- Information processing facilities: Verifying that all processes are working correctly and if they’re in normal or disruptive conditions.
- Systems development: Confirming that systems under development are being created in compliance with the organization’s standards.
- Management of IT and Enterprise Architecture: Examining whether IT management is structured and processed efficiently.
- Telecommunications: Investigates servers and network security to protect against a breach.
Some of IT audit objectives
The primary objectives of an IT audit include but not limited to:
- Evaluating the systems and processes currently in place that work to secure company Digital assets (data).
- Determining if there are potential risks to the company’s information assets and find ways to minimize those risks.
- Verifying the reliability and integrity of information.
- Safeguarding all IT related assets.
- Checking that information management processes are compliant with IT-specific laws, policies, and standards.
- Establishing the inefficiencies in the IT systems and associated management.
Why you need an IT audit
- There are many reasons why an IT audit is important and why you need one.
- Since so many organizations are spending large amounts of money on information technology in order to reap the benefits of enhanced cyber security and data security, they need to ensure that these IT systems are reliable, secure, and not vulnerable to cyber-attacks.
- An IT audit is crucial to any business because it provides knowledge that the IT systems are appropriately protected and managed to avoid any sort of breach.
- Another reason why you should consider an IT audit is that it’s cost-effective in the sense that it will reveal exactly which services you need, and which ones your company can do without.
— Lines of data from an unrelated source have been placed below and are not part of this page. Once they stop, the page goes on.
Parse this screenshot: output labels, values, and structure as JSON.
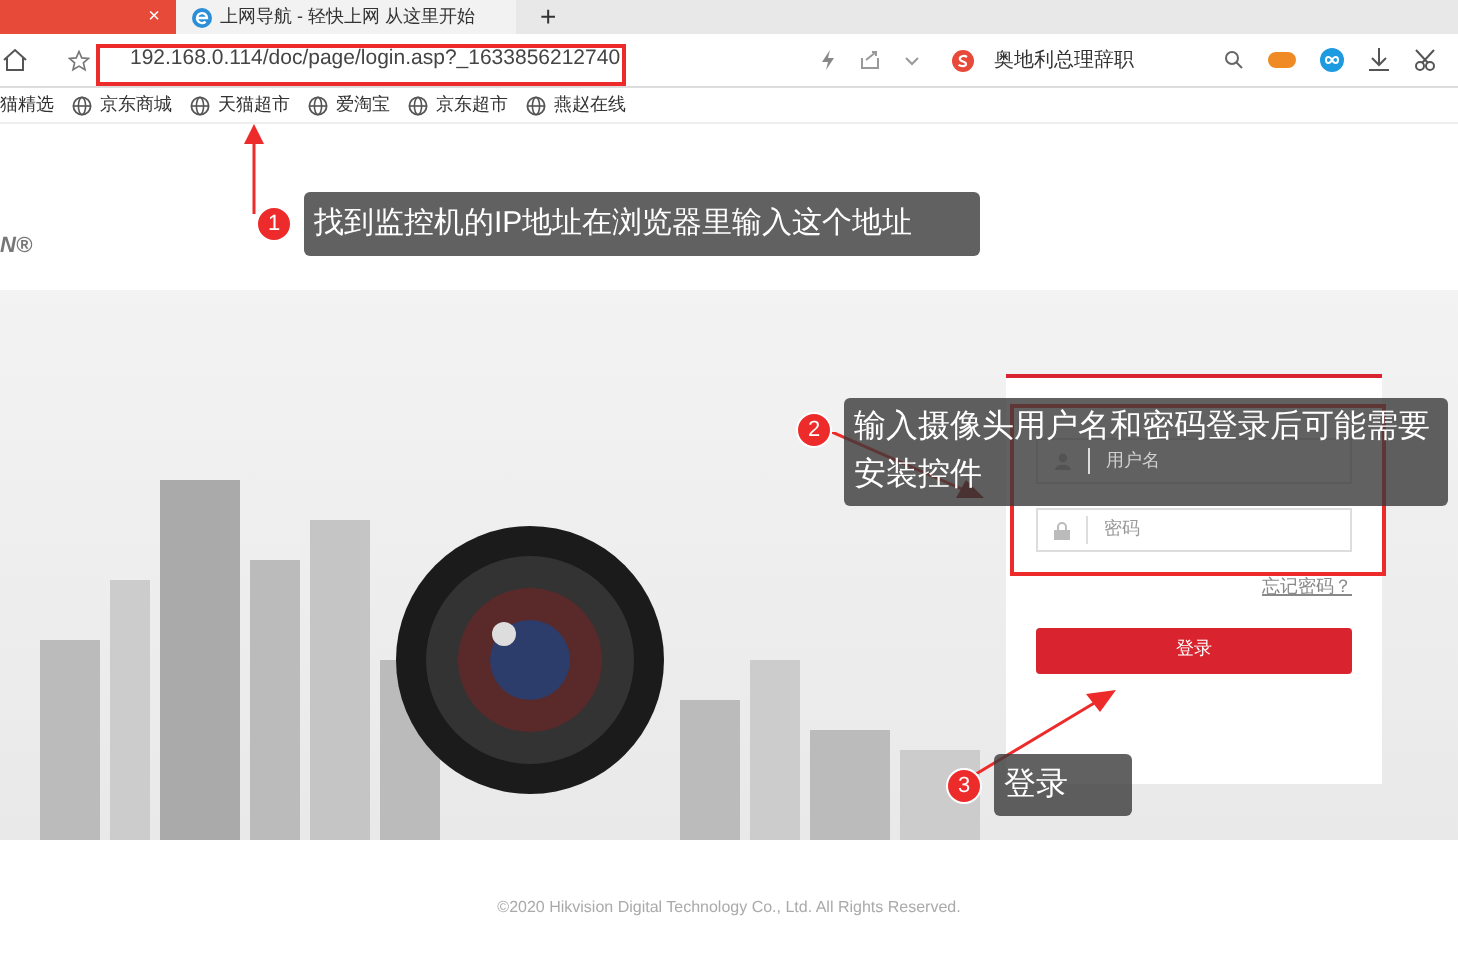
{
  "browser": {
    "tabs": [
      {
        "selected": true,
        "close": "×"
      },
      {
        "selected": false,
        "title": "上网导航 - 轻快上网 从这里开始"
      }
    ],
    "new_tab": "+",
    "address": "192.168.0.114/doc/page/login.asp?_1633856212740",
    "search_hint": "奥地利总理辞职",
    "bookmarks": [
      "猫精选",
      "京东商城",
      "天猫超市",
      "爱淘宝",
      "京东超市",
      "燕赵在线"
    ]
  },
  "page": {
    "logo_fragment": "N®",
    "login": {
      "username_placeholder": "用户名",
      "password_placeholder": "密码",
      "forgot_link": "忘记密码？",
      "submit": "登录"
    },
    "footer": "©2020 Hikvision Digital Technology Co., Ltd. All Rights Reserved."
  },
  "annotations": [
    {
      "number": "1",
      "text": "找到监控机的IP地址在浏览器里输入这个地址"
    },
    {
      "number": "2",
      "text": "输入摄像头用户名和密码登录后可能需要安装控件"
    },
    {
      "number": "3",
      "text": "登录"
    }
  ]
}
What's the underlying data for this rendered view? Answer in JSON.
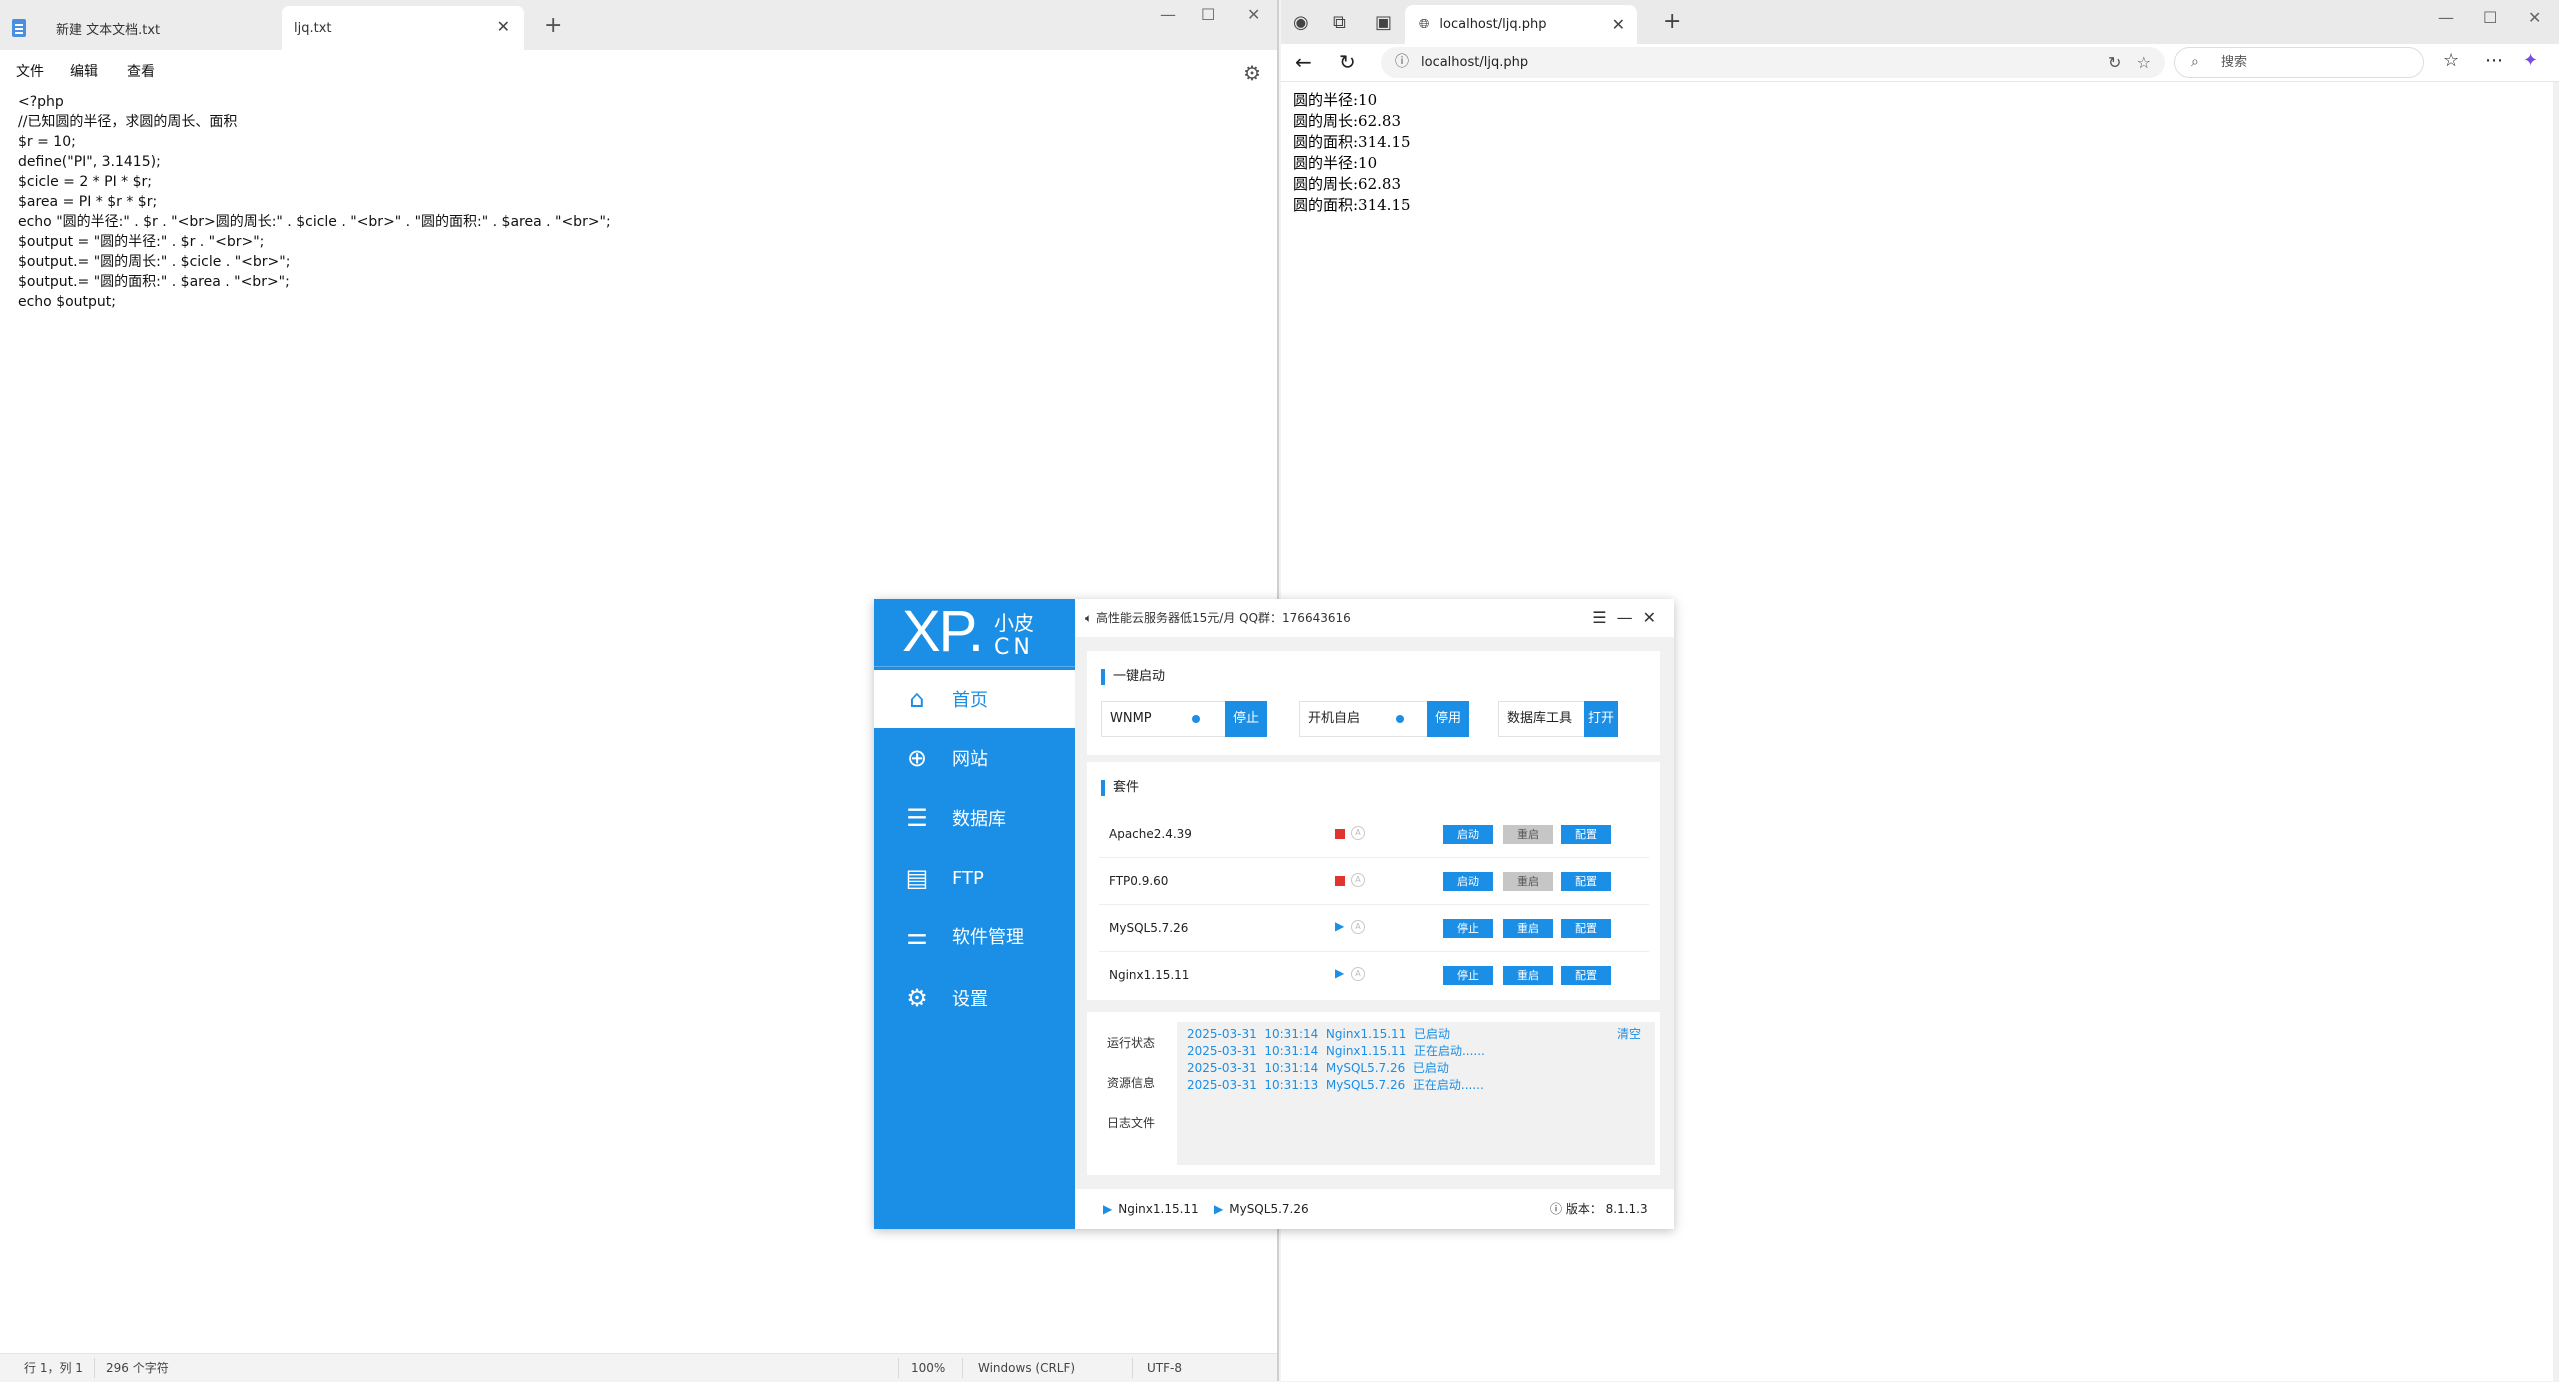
{
  "notepad": {
    "tabs": [
      {
        "label": "新建 文本文档.txt"
      },
      {
        "label": "ljq.txt"
      }
    ],
    "menu": [
      "文件",
      "编辑",
      "查看"
    ],
    "lines": [
      "<?php",
      "//已知圆的半径，求圆的周长、面积",
      "$r = 10;",
      "define(\"PI\", 3.1415);",
      "$cicle = 2 * PI * $r;",
      "$area = PI * $r * $r;",
      "echo \"圆的半径:\" . $r . \"<br>圆的周长:\" . $cicle . \"<br>\" . \"圆的面积:\" . $area . \"<br>\";",
      "$output = \"圆的半径:\" . $r . \"<br>\";",
      "$output.= \"圆的周长:\" . $cicle . \"<br>\";",
      "$output.= \"圆的面积:\" . $area . \"<br>\";",
      "echo $output;"
    ],
    "status": {
      "position": "行 1，列 1",
      "chars": "296 个字符",
      "zoom": "100%",
      "eol": "Windows (CRLF)",
      "encoding": "UTF-8"
    }
  },
  "browser": {
    "tab_title": "localhost/ljq.php",
    "address": "localhost/ljq.php",
    "search_placeholder": "搜索",
    "content_lines": [
      "圆的半径:10",
      "圆的周长:62.83",
      "圆的面积:314.15",
      "圆的半径:10",
      "圆的周长:62.83",
      "圆的面积:314.15"
    ]
  },
  "xp": {
    "logo": {
      "big": "XP.",
      "top": "小皮",
      "bottom": "CN"
    },
    "nav": [
      {
        "label": "首页",
        "icon": "home-icon",
        "glyph": "⌂"
      },
      {
        "label": "网站",
        "icon": "globe-icon",
        "glyph": "⊕"
      },
      {
        "label": "数据库",
        "icon": "database-icon",
        "glyph": "☰"
      },
      {
        "label": "FTP",
        "icon": "ftp-icon",
        "glyph": "▤"
      },
      {
        "label": "软件管理",
        "icon": "sliders-icon",
        "glyph": "⚌"
      },
      {
        "label": "设置",
        "icon": "gear-icon",
        "glyph": "⚙"
      }
    ],
    "top_ad": "高性能云服务器低15元/月   QQ群：176643616",
    "quick": {
      "title": "一键启动",
      "wnmp_label": "WNMP",
      "wnmp_btn": "停止",
      "autostart_label": "开机自启",
      "autostart_btn": "停用",
      "dbtool_label": "数据库工具",
      "dbtool_btn": "打开"
    },
    "suite": {
      "title": "套件",
      "rows": [
        {
          "name": "Apache2.4.39",
          "state": "stopped",
          "b1": "启动",
          "b2": "重启",
          "b3": "配置"
        },
        {
          "name": "FTP0.9.60",
          "state": "stopped",
          "b1": "启动",
          "b2": "重启",
          "b3": "配置"
        },
        {
          "name": "MySQL5.7.26",
          "state": "running",
          "b1": "停止",
          "b2": "重启",
          "b3": "配置"
        },
        {
          "name": "Nginx1.15.11",
          "state": "running",
          "b1": "停止",
          "b2": "重启",
          "b3": "配置"
        }
      ]
    },
    "log": {
      "tabs": [
        "运行状态",
        "资源信息",
        "日志文件"
      ],
      "clear": "清空",
      "lines": [
        "2025-03-31  10:31:14  Nginx1.15.11  已启动",
        "2025-03-31  10:31:14  Nginx1.15.11  正在启动......",
        "2025-03-31  10:31:14  MySQL5.7.26  已启动",
        "2025-03-31  10:31:13  MySQL5.7.26  正在启动......"
      ]
    },
    "bottom": {
      "nginx": "Nginx1.15.11",
      "mysql": "MySQL5.7.26",
      "version": "版本： 8.1.1.3"
    }
  }
}
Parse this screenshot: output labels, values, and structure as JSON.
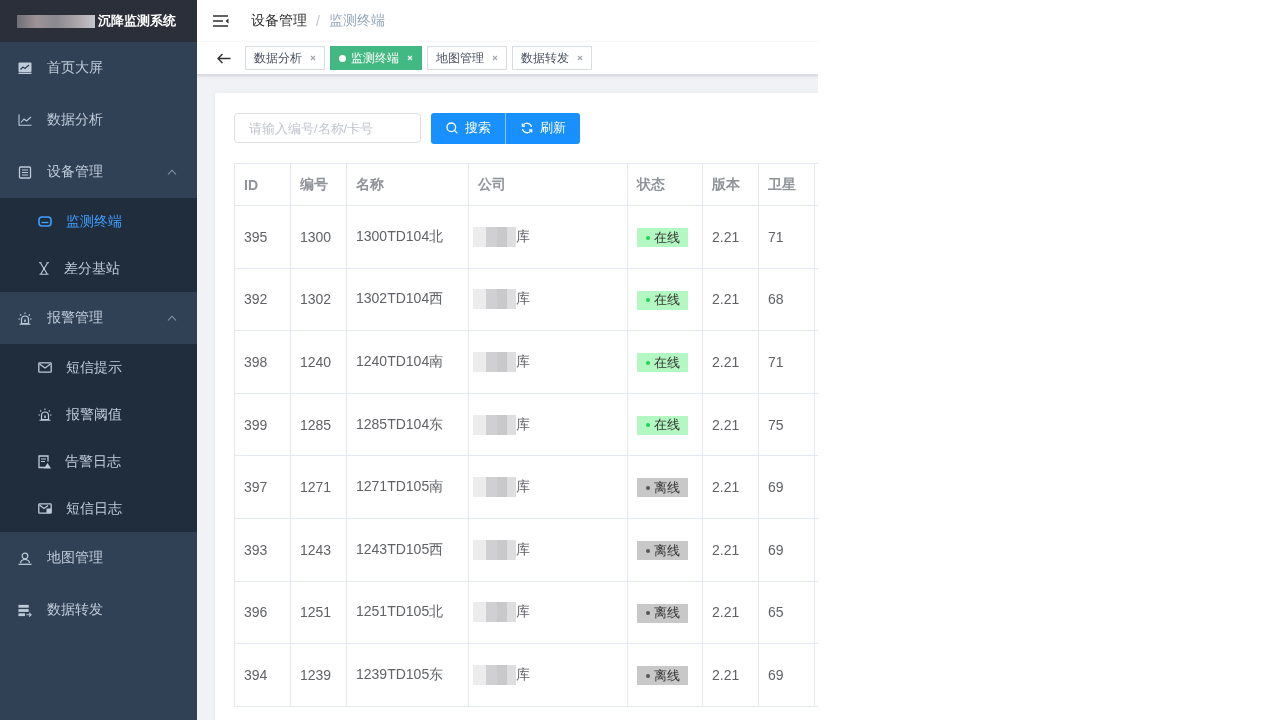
{
  "app": {
    "title": "沉降监测系统"
  },
  "sidebar": {
    "items": [
      {
        "label": "首页大屏",
        "selected": false
      },
      {
        "label": "数据分析",
        "selected": false
      },
      {
        "label": "设备管理",
        "selected": false,
        "expanded": true,
        "children": [
          {
            "label": "监测终端",
            "selected": true
          },
          {
            "label": "差分基站",
            "selected": false
          }
        ]
      },
      {
        "label": "报警管理",
        "selected": false,
        "expanded": true,
        "children": [
          {
            "label": "短信提示",
            "selected": false
          },
          {
            "label": "报警阈值",
            "selected": false
          },
          {
            "label": "告警日志",
            "selected": false
          },
          {
            "label": "短信日志",
            "selected": false
          }
        ]
      },
      {
        "label": "地图管理",
        "selected": false
      },
      {
        "label": "数据转发",
        "selected": false
      }
    ]
  },
  "header": {
    "breadcrumb": {
      "separator": "/",
      "items": [
        {
          "label": "设备管理"
        },
        {
          "label": "监测终端"
        }
      ]
    }
  },
  "tabs": [
    {
      "label": "数据分析",
      "selected": false
    },
    {
      "label": "监测终端",
      "selected": true
    },
    {
      "label": "地图管理",
      "selected": false
    },
    {
      "label": "数据转发",
      "selected": false
    }
  ],
  "toolbar": {
    "search": {
      "placeholder": "请输入编号/名称/卡号"
    },
    "buttons": [
      {
        "label": "搜索",
        "kind": "search"
      },
      {
        "label": "刷新",
        "kind": "refresh"
      }
    ]
  },
  "table": {
    "columns": [
      "ID",
      "编号",
      "名称",
      "公司",
      "状态",
      "版本",
      "卫星"
    ],
    "rows": [
      {
        "id": "395",
        "code": "1300",
        "name": "1300TD104北",
        "company": "库",
        "status": {
          "label": "在线",
          "kind": "online"
        },
        "version": "2.21",
        "satellites": "71"
      },
      {
        "id": "392",
        "code": "1302",
        "name": "1302TD104西",
        "company": "库",
        "status": {
          "label": "在线",
          "kind": "online"
        },
        "version": "2.21",
        "satellites": "68"
      },
      {
        "id": "398",
        "code": "1240",
        "name": "1240TD104南",
        "company": "库",
        "status": {
          "label": "在线",
          "kind": "online"
        },
        "version": "2.21",
        "satellites": "71"
      },
      {
        "id": "399",
        "code": "1285",
        "name": "1285TD104东",
        "company": "库",
        "status": {
          "label": "在线",
          "kind": "online"
        },
        "version": "2.21",
        "satellites": "75"
      },
      {
        "id": "397",
        "code": "1271",
        "name": "1271TD105南",
        "company": "库",
        "status": {
          "label": "离线",
          "kind": "offline"
        },
        "version": "2.21",
        "satellites": "69"
      },
      {
        "id": "393",
        "code": "1243",
        "name": "1243TD105西",
        "company": "库",
        "status": {
          "label": "离线",
          "kind": "offline"
        },
        "version": "2.21",
        "satellites": "69"
      },
      {
        "id": "396",
        "code": "1251",
        "name": "1251TD105北",
        "company": "库",
        "status": {
          "label": "离线",
          "kind": "offline"
        },
        "version": "2.21",
        "satellites": "65"
      },
      {
        "id": "394",
        "code": "1239",
        "name": "1239TD105东",
        "company": "库",
        "status": {
          "label": "离线",
          "kind": "offline"
        },
        "version": "2.21",
        "satellites": "69"
      }
    ]
  }
}
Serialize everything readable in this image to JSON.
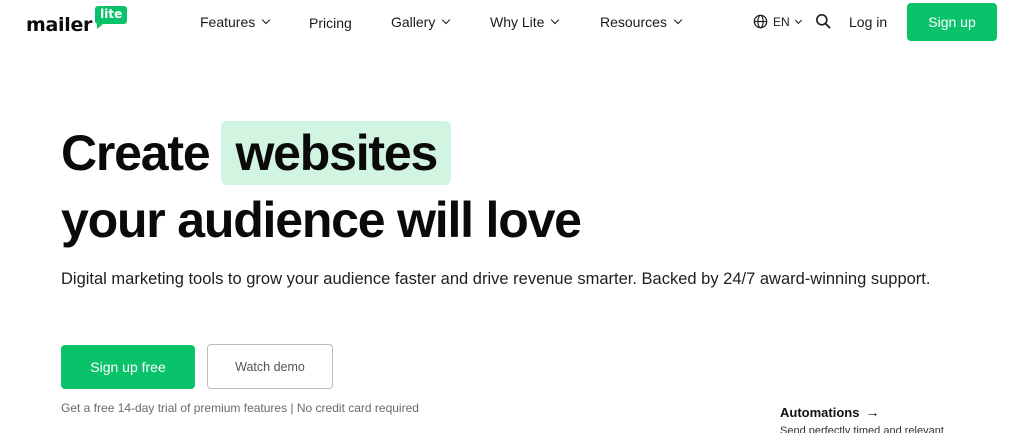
{
  "brand": {
    "name": "mailer",
    "badge": "lite",
    "accent_color": "#09c269",
    "highlight_color": "#d2f5e2"
  },
  "nav": {
    "items": [
      {
        "label": "Features",
        "has_dropdown": true
      },
      {
        "label": "Pricing",
        "has_dropdown": false
      },
      {
        "label": "Gallery",
        "has_dropdown": true
      },
      {
        "label": "Why Lite",
        "has_dropdown": true
      },
      {
        "label": "Resources",
        "has_dropdown": true
      }
    ],
    "language": "EN",
    "language_icon": "globe-icon",
    "search_icon": "search-icon",
    "login": "Log in",
    "signup": "Sign up"
  },
  "hero": {
    "title_word1": "Create",
    "title_highlight": "websites",
    "title_line2": "your audience will love",
    "subtitle": "Digital marketing tools to grow your audience faster and drive revenue smarter. Backed by 24/7 award-winning support.",
    "cta_primary": "Sign up free",
    "cta_secondary": "Watch demo",
    "trial_note": "Get a free 14-day trial of premium features | No credit card required"
  },
  "automations": {
    "label": "Automations",
    "arrow": "→",
    "subtext": "Send perfectly timed and relevant"
  }
}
Plus, since the technology we use is evolving so fast, an IT audit can let you know which of your systems and tools are outdated.
Infosecact do IT audit using SP 800-53 Rev 5.1 and SP 800-53B (Courtesy 20 Control Families)
- AC – ACCESS CONTROL
- AT – AWARENESS AND TRAINING
- AU – AUDIT AND ACCOUNTABILITY
- CA – ASSESSMENT, AUTHORIZATION, AND MONITORING
- CM – CONFIGURATION MANAGEMENT
- CP – CONTINGENCY PLANNING
- IA – IDENTIFICATION AND AUTHENTICATION
- IR – INCIDENT RESPONSE
- MA – MAINTENANCE
- MP – MEDIA PROTECTION
- PE – PHYSICAL AND ENVIRONMENTAL PROTECTION
- PL – PLANNING
- PM – PROGRAM MANAGEMENT
- PS – PERSONNEL SECURITY
- PT – PERSONALLY IDENTIFIABLE INFORMATION PROCESSING AND TRANSPARENCY
- RA – RISK ASSESSMENT
- SA – SYSTEM AND SERVICES ACQUISITION
- SC – SYSTEM AND COMMUNICATIONS PROTECTION
- SI – SYSTEM AND INFORMATION INTEGRITY
- SR – SUPPLY CHAIN RISK MANAGEMENT
When it comes to carrying out an IT audit, it’s typically done with a few steps.
- Use Approved Audit plan with Audit Objective/s
- Audit Notification
- Post Award Meeting (if IPA)
- Entrance Conference and provide the initial (PBC)
- Fieldwork begins same day of the Entrance Conference
- Findings (can be one or more)
- Recommendations (The numbers could be less or equal the findings)
- Recommendations could also be from prior year audits etc.
- Conditions with/Conditions Without
- Receive Management comments
- Clear or reject in the report
- Issue the Final Report